Keep the images out while you retype all of the data exactly.

> _DATA TO PROCESS_
++++++
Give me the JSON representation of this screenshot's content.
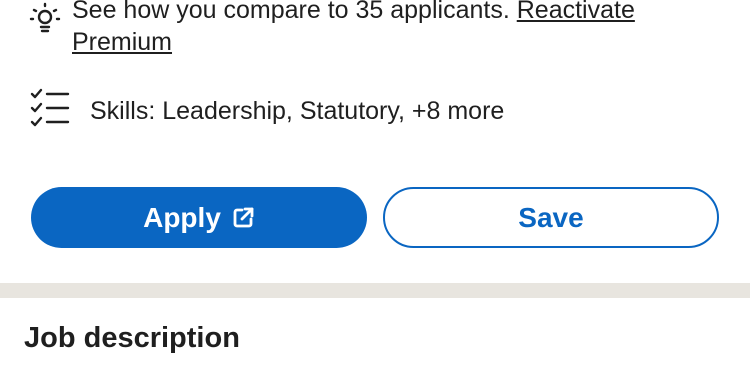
{
  "insight": {
    "text": "See how you compare to 35 applicants.",
    "link_line1": "Reactivate",
    "link_line2": "Premium",
    "icon": "lightbulb-icon"
  },
  "skills": {
    "text": "Skills: Leadership, Statutory, +8 more",
    "icon": "checklist-icon"
  },
  "actions": {
    "apply_label": "Apply",
    "apply_icon": "external-link-icon",
    "save_label": "Save"
  },
  "section": {
    "title": "Job description"
  },
  "colors": {
    "primary": "#0a66c2",
    "divider": "#e8e5df",
    "text": "#1f1f1f"
  }
}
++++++
> _RESULT BELOW_
Give me the JSON representation of this screenshot's content.
{
  "insight": {
    "text": "See how you compare to 35 applicants.",
    "link_line1": "Reactivate",
    "link_line2": "Premium",
    "icon": "lightbulb-icon"
  },
  "skills": {
    "text": "Skills: Leadership, Statutory, +8 more",
    "icon": "checklist-icon"
  },
  "actions": {
    "apply_label": "Apply",
    "apply_icon": "external-link-icon",
    "save_label": "Save"
  },
  "section": {
    "title": "Job description"
  },
  "colors": {
    "primary": "#0a66c2",
    "divider": "#e8e5df",
    "text": "#1f1f1f"
  }
}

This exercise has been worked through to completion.